[Data records for software interfaces]

****************************************

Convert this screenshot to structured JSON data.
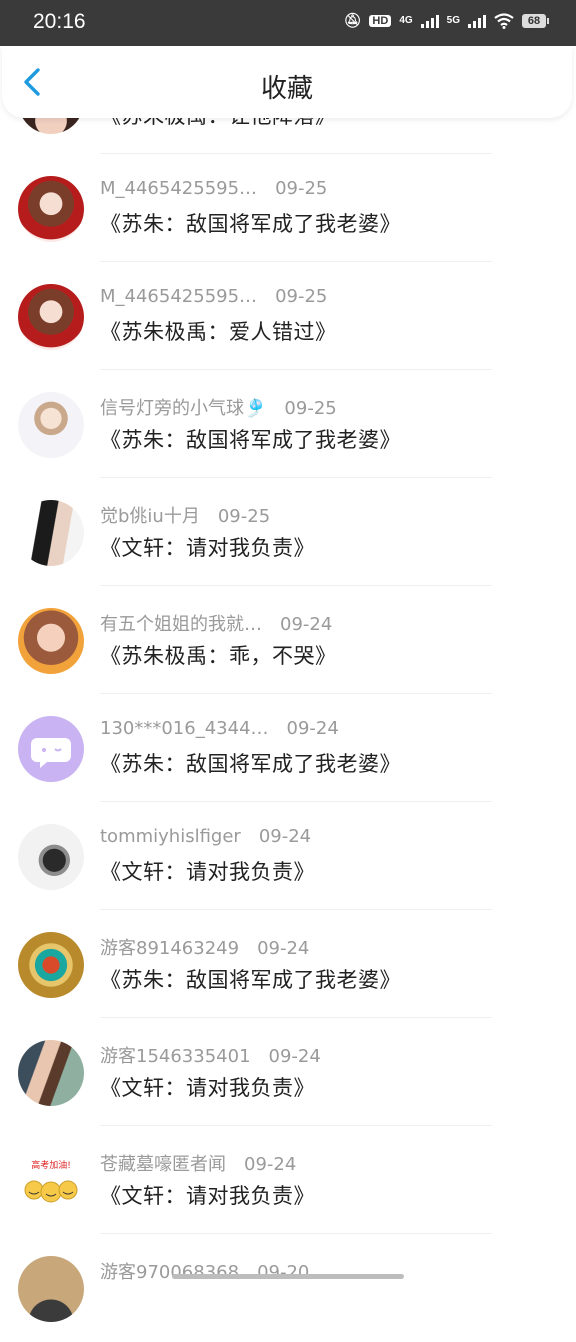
{
  "status": {
    "time": "20:16",
    "battery": "68",
    "net1": "4G",
    "net2": "5G",
    "hd": "HD"
  },
  "header": {
    "title": "收藏"
  },
  "items": [
    {
      "name": "",
      "date": "",
      "title": "《苏朱极禹：让他降落》"
    },
    {
      "name": "M_4465425595…",
      "date": "09-25",
      "title": "《苏朱：敌国将军成了我老婆》"
    },
    {
      "name": "M_4465425595…",
      "date": "09-25",
      "title": "《苏朱极禹：爱人错过》"
    },
    {
      "name": "信号灯旁的小气球🎐",
      "date": "09-25",
      "title": "《苏朱：敌国将军成了我老婆》"
    },
    {
      "name": "觉b佻iu十月",
      "date": "09-25",
      "title": "《文轩：请对我负责》"
    },
    {
      "name": "有五个姐姐的我就…",
      "date": "09-24",
      "title": "《苏朱极禹：乖，不哭》"
    },
    {
      "name": "130***016_4344…",
      "date": "09-24",
      "title": "《苏朱：敌国将军成了我老婆》"
    },
    {
      "name": "tommiyhislfiger",
      "date": "09-24",
      "title": "《文轩：请对我负责》"
    },
    {
      "name": "游客891463249",
      "date": "09-24",
      "title": "《苏朱：敌国将军成了我老婆》"
    },
    {
      "name": "游客1546335401",
      "date": "09-24",
      "title": "《文轩：请对我负责》"
    },
    {
      "name": "苍藏墓嚎匿者闻",
      "date": "09-24",
      "title": "《文轩：请对我负责》"
    },
    {
      "name": "游客970068368",
      "date": "09-20",
      "title": ""
    }
  ],
  "colors": {
    "accent": "#1e9be0",
    "meta_text": "#9a9a9a",
    "title_text": "#222222"
  }
}
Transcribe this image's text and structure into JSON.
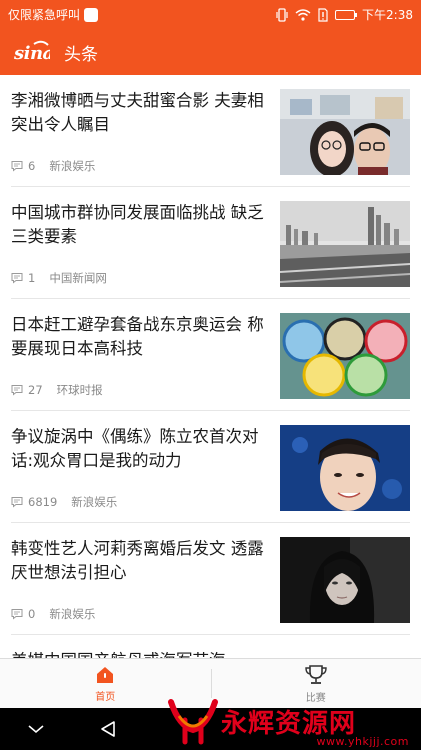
{
  "status_bar": {
    "left_text": "仅限紧急呼叫",
    "time": "下午2:38",
    "icons": [
      "vibrate-icon",
      "wifi-icon",
      "sim-alert-icon",
      "battery-icon"
    ],
    "battery_level": 0.8
  },
  "header": {
    "logo_text": "sina",
    "title": "头条",
    "background_color": "#f2541f"
  },
  "news": [
    {
      "title": "李湘微博晒与丈夫甜蜜合影 夫妻相突出令人瞩目",
      "comments": "6",
      "source": "新浪娱乐",
      "thumb": "couple-selfie"
    },
    {
      "title": "中国城市群协同发展面临挑战 缺乏三类要素",
      "comments": "1",
      "source": "中国新闻网",
      "thumb": "city-skyline"
    },
    {
      "title": "日本赶工避孕套备战东京奥运会 称要展现日本高科技",
      "comments": "27",
      "source": "环球时报",
      "thumb": "olympic-rings"
    },
    {
      "title": "争议旋涡中《偶练》陈立农首次对话:观众胃口是我的动力",
      "comments": "6819",
      "source": "新浪娱乐",
      "thumb": "young-man-portrait"
    },
    {
      "title": "韩变性艺人河莉秀离婚后发文 透露厌世想法引担心",
      "comments": "0",
      "source": "新浪娱乐",
      "thumb": "woman-portrait"
    },
    {
      "title": "美媒中国国产航母或海军节海",
      "comments": "",
      "source": "",
      "thumb": ""
    }
  ],
  "tabs": [
    {
      "label": "首页",
      "icon": "home-icon",
      "active": true
    },
    {
      "label": "比赛",
      "icon": "trophy-icon",
      "active": false
    }
  ],
  "navbar": {
    "icons": [
      "chevron-down-icon",
      "back-triangle-icon"
    ]
  },
  "watermark": {
    "text": "永辉资源网",
    "url": "www.yhkjjj.com"
  }
}
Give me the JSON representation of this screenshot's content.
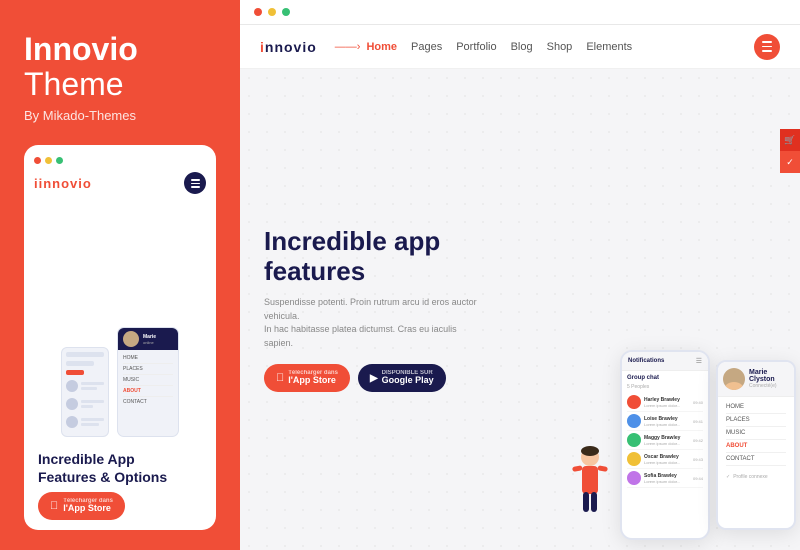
{
  "left_panel": {
    "title": "Innovio",
    "subtitle": "Theme",
    "by_line": "By Mikado-Themes",
    "card": {
      "logo": "innovio",
      "logo_dot": "i",
      "tagline": "Incredible App\nFeatures & Options",
      "appstore_btn": {
        "small_label": "Télécharger dans",
        "main_label": "l'App Store"
      }
    },
    "dots": [
      "red",
      "yellow",
      "green"
    ]
  },
  "right_panel": {
    "browser_dots": [
      "red",
      "yellow",
      "green"
    ],
    "nav": {
      "logo": "innovio",
      "logo_dot": "i",
      "home": "Home",
      "links": [
        "Pages",
        "Portfolio",
        "Blog",
        "Shop",
        "Elements"
      ]
    },
    "hero": {
      "title_line1": "Incredible app",
      "title_line2": "features",
      "description": "Suspendisse potenti. Proin rutrum arcu id eros auctor vehicula.\nIn hac habitasse platea dictumst. Cras eu iaculis sapien.",
      "btn_appstore": {
        "small": "Télécharger dans",
        "main": "l'App Store"
      },
      "btn_google": {
        "small": "DISPONIBLE SUR",
        "main": "Google Play"
      }
    },
    "phone_main": {
      "header": "Notifications",
      "group": "Group chat",
      "count": "5 Peoples",
      "chats": [
        {
          "name": "Harley Brawley",
          "msg": "Lorem ipsum dolor...",
          "time": "09:40",
          "color": "#F04E37"
        },
        {
          "name": "Loise Brawley",
          "msg": "Lorem ipsum dolor...",
          "time": "09:41",
          "color": "#4e90e8"
        },
        {
          "name": "Maggy Brawley",
          "msg": "Lorem ipsum dolor...",
          "time": "09:42",
          "color": "#37c074"
        },
        {
          "name": "Oscar Brawley",
          "msg": "Lorem ipsum dolor...",
          "time": "09:43",
          "color": "#f0c037"
        },
        {
          "name": "Sofia Brawley",
          "msg": "Lorem ipsum dolor...",
          "time": "09:44",
          "color": "#c074e8"
        }
      ]
    },
    "phone_right": {
      "name": "Marie Clyston",
      "handle": "Connecté(e)",
      "menu_items": [
        "HOME",
        "PLACES",
        "MUSIC",
        "ABOUT",
        "CONTACT"
      ],
      "active_item": "ABOUT",
      "footer": "Profile connexe"
    }
  }
}
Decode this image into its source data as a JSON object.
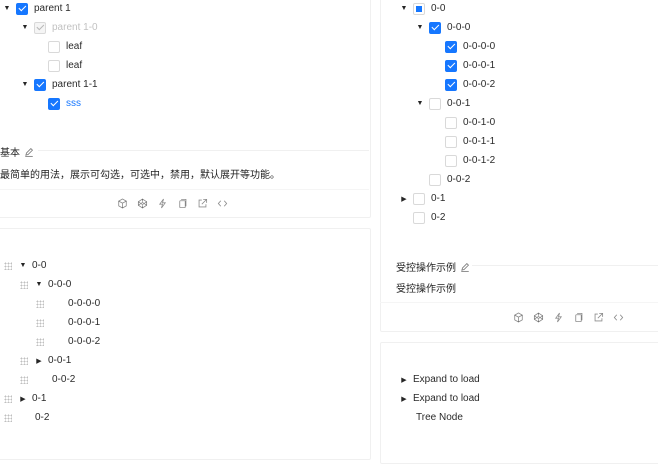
{
  "left_top_demo": {
    "tree": [
      {
        "label": "parent 1"
      },
      {
        "label": "parent 1-0"
      },
      {
        "label": "leaf"
      },
      {
        "label": "leaf"
      },
      {
        "label": "parent 1-1"
      },
      {
        "label": "sss"
      }
    ],
    "title": "基本",
    "description": "最简单的用法，展示可勾选，可选中，禁用，默认展开等功能。"
  },
  "left_bottom_demo": {
    "tree": [
      {
        "label": "0-0"
      },
      {
        "label": "0-0-0"
      },
      {
        "label": "0-0-0-0"
      },
      {
        "label": "0-0-0-1"
      },
      {
        "label": "0-0-0-2"
      },
      {
        "label": "0-0-1"
      },
      {
        "label": "0-0-2"
      },
      {
        "label": "0-1"
      },
      {
        "label": "0-2"
      }
    ]
  },
  "right_top_demo": {
    "tree": [
      {
        "label": "0-0"
      },
      {
        "label": "0-0-0"
      },
      {
        "label": "0-0-0-0"
      },
      {
        "label": "0-0-0-1"
      },
      {
        "label": "0-0-0-2"
      },
      {
        "label": "0-0-1"
      },
      {
        "label": "0-0-1-0"
      },
      {
        "label": "0-0-1-1"
      },
      {
        "label": "0-0-1-2"
      },
      {
        "label": "0-0-2"
      },
      {
        "label": "0-1"
      },
      {
        "label": "0-2"
      }
    ],
    "title": "受控操作示例",
    "description": "受控操作示例"
  },
  "right_bottom_demo": {
    "tree": [
      {
        "label": "Expand to load"
      },
      {
        "label": "Expand to load"
      },
      {
        "label": "Tree Node"
      }
    ]
  },
  "colors": {
    "primary": "#1677ff",
    "border": "#f0f0f0"
  },
  "icons": [
    "edit-icon",
    "codesandbox-icon",
    "codepen-icon",
    "thunderbolt-icon",
    "copy-icon",
    "external-link-icon",
    "code-icon",
    "drag-handle-icon",
    "caret-down-icon",
    "caret-right-icon"
  ]
}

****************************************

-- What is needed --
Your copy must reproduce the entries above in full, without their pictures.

-- Solution for this problem --
Convert this screenshot to structured JSON data.
{
  "status": {
    "time": "20:16",
    "battery": "68",
    "net1": "4G",
    "net2": "5G",
    "hd": "HD"
  },
  "header": {
    "title": "收藏"
  },
  "items": [
    {
      "name": "",
      "date": "",
      "title": "《苏朱极禹：让他降落》"
    },
    {
      "name": "M_4465425595…",
      "date": "09-25",
      "title": "《苏朱：敌国将军成了我老婆》"
    },
    {
      "name": "M_4465425595…",
      "date": "09-25",
      "title": "《苏朱极禹：爱人错过》"
    },
    {
      "name": "信号灯旁的小气球🎐",
      "date": "09-25",
      "title": "《苏朱：敌国将军成了我老婆》"
    },
    {
      "name": "觉b佻iu十月",
      "date": "09-25",
      "title": "《文轩：请对我负责》"
    },
    {
      "name": "有五个姐姐的我就…",
      "date": "09-24",
      "title": "《苏朱极禹：乖，不哭》"
    },
    {
      "name": "130***016_4344…",
      "date": "09-24",
      "title": "《苏朱：敌国将军成了我老婆》"
    },
    {
      "name": "tommiyhislfiger",
      "date": "09-24",
      "title": "《文轩：请对我负责》"
    },
    {
      "name": "游客891463249",
      "date": "09-24",
      "title": "《苏朱：敌国将军成了我老婆》"
    },
    {
      "name": "游客1546335401",
      "date": "09-24",
      "title": "《文轩：请对我负责》"
    },
    {
      "name": "苍藏墓嚎匿者闻",
      "date": "09-24",
      "title": "《文轩：请对我负责》"
    },
    {
      "name": "游客970068368",
      "date": "09-20",
      "title": ""
    }
  ],
  "colors": {
    "accent": "#1e9be0",
    "meta_text": "#9a9a9a",
    "title_text": "#222222"
  }
}
Transcribe this image's text and structure into JSON.
{
  "status_bar": {
    "left_text": "仅限紧急呼叫",
    "time": "下午2:38",
    "icons": [
      "vibrate-icon",
      "wifi-icon",
      "sim-alert-icon",
      "battery-icon"
    ],
    "battery_level": 0.8
  },
  "header": {
    "logo_text": "sina",
    "title": "头条",
    "background_color": "#f2541f"
  },
  "news": [
    {
      "title": "李湘微博晒与丈夫甜蜜合影 夫妻相突出令人瞩目",
      "comments": "6",
      "source": "新浪娱乐",
      "thumb": "couple-selfie"
    },
    {
      "title": "中国城市群协同发展面临挑战 缺乏三类要素",
      "comments": "1",
      "source": "中国新闻网",
      "thumb": "city-skyline"
    },
    {
      "title": "日本赶工避孕套备战东京奥运会 称要展现日本高科技",
      "comments": "27",
      "source": "环球时报",
      "thumb": "olympic-rings"
    },
    {
      "title": "争议旋涡中《偶练》陈立农首次对话:观众胃口是我的动力",
      "comments": "6819",
      "source": "新浪娱乐",
      "thumb": "young-man-portrait"
    },
    {
      "title": "韩变性艺人河莉秀离婚后发文 透露厌世想法引担心",
      "comments": "0",
      "source": "新浪娱乐",
      "thumb": "woman-portrait"
    },
    {
      "title": "美媒中国国产航母或海军节海",
      "comments": "",
      "source": "",
      "thumb": ""
    }
  ],
  "tabs": [
    {
      "label": "首页",
      "icon": "home-icon",
      "active": true
    },
    {
      "label": "比赛",
      "icon": "trophy-icon",
      "active": false
    }
  ],
  "navbar": {
    "icons": [
      "chevron-down-icon",
      "back-triangle-icon"
    ]
  },
  "watermark": {
    "text": "永辉资源网",
    "url": "www.yhkjjj.com"
  }
}
Give me the JSON representation of this screenshot's content.
{
  "left_panel": {
    "title": "Innovio",
    "subtitle": "Theme",
    "by_line": "By Mikado-Themes",
    "card": {
      "logo": "innovio",
      "logo_dot": "i",
      "tagline": "Incredible App\nFeatures & Options",
      "appstore_btn": {
        "small_label": "Télécharger dans",
        "main_label": "l'App Store"
      }
    },
    "dots": [
      "red",
      "yellow",
      "green"
    ]
  },
  "right_panel": {
    "browser_dots": [
      "red",
      "yellow",
      "green"
    ],
    "nav": {
      "logo": "innovio",
      "logo_dot": "i",
      "home": "Home",
      "links": [
        "Pages",
        "Portfolio",
        "Blog",
        "Shop",
        "Elements"
      ]
    },
    "hero": {
      "title_line1": "Incredible app",
      "title_line2": "features",
      "description": "Suspendisse potenti. Proin rutrum arcu id eros auctor vehicula.\nIn hac habitasse platea dictumst. Cras eu iaculis sapien.",
      "btn_appstore": {
        "small": "Télécharger dans",
        "main": "l'App Store"
      },
      "btn_google": {
        "small": "DISPONIBLE SUR",
        "main": "Google Play"
      }
    },
    "phone_main": {
      "header": "Notifications",
      "group": "Group chat",
      "count": "5 Peoples",
      "chats": [
        {
          "name": "Harley Brawley",
          "msg": "Lorem ipsum dolor...",
          "time": "09:40",
          "color": "#F04E37"
        },
        {
          "name": "Loise Brawley",
          "msg": "Lorem ipsum dolor...",
          "time": "09:41",
          "color": "#4e90e8"
        },
        {
          "name": "Maggy Brawley",
          "msg": "Lorem ipsum dolor...",
          "time": "09:42",
          "color": "#37c074"
        },
        {
          "name": "Oscar Brawley",
          "msg": "Lorem ipsum dolor...",
          "time": "09:43",
          "color": "#f0c037"
        },
        {
          "name": "Sofia Brawley",
          "msg": "Lorem ipsum dolor...",
          "time": "09:44",
          "color": "#c074e8"
        }
      ]
    },
    "phone_right": {
      "name": "Marie Clyston",
      "handle": "Connecté(e)",
      "menu_items": [
        "HOME",
        "PLACES",
        "MUSIC",
        "ABOUT",
        "CONTACT"
      ],
      "active_item": "ABOUT",
      "footer": "Profile connexe"
    }
  }
}
Decode this image into its source data as a JSON object.
{
  "left_top_demo": {
    "tree": [
      {
        "label": "parent 1"
      },
      {
        "label": "parent 1-0"
      },
      {
        "label": "leaf"
      },
      {
        "label": "leaf"
      },
      {
        "label": "parent 1-1"
      },
      {
        "label": "sss"
      }
    ],
    "title": "基本",
    "description": "最简单的用法，展示可勾选，可选中，禁用，默认展开等功能。"
  },
  "left_bottom_demo": {
    "tree": [
      {
        "label": "0-0"
      },
      {
        "label": "0-0-0"
      },
      {
        "label": "0-0-0-0"
      },
      {
        "label": "0-0-0-1"
      },
      {
        "label": "0-0-0-2"
      },
      {
        "label": "0-0-1"
      },
      {
        "label": "0-0-2"
      },
      {
        "label": "0-1"
      },
      {
        "label": "0-2"
      }
    ]
  },
  "right_top_demo": {
    "tree": [
      {
        "label": "0-0"
      },
      {
        "label": "0-0-0"
      },
      {
        "label": "0-0-0-0"
      },
      {
        "label": "0-0-0-1"
      },
      {
        "label": "0-0-0-2"
      },
      {
        "label": "0-0-1"
      },
      {
        "label": "0-0-1-0"
      },
      {
        "label": "0-0-1-1"
      },
      {
        "label": "0-0-1-2"
      },
      {
        "label": "0-0-2"
      },
      {
        "label": "0-1"
      },
      {
        "label": "0-2"
      }
    ],
    "title": "受控操作示例",
    "description": "受控操作示例"
  },
  "right_bottom_demo": {
    "tree": [
      {
        "label": "Expand to load"
      },
      {
        "label": "Expand to load"
      },
      {
        "label": "Tree Node"
      }
    ]
  },
  "colors": {
    "primary": "#1677ff",
    "border": "#f0f0f0"
  },
  "icons": [
    "edit-icon",
    "codesandbox-icon",
    "codepen-icon",
    "thunderbolt-icon",
    "copy-icon",
    "external-link-icon",
    "code-icon",
    "drag-handle-icon",
    "caret-down-icon",
    "caret-right-icon"
  ]
}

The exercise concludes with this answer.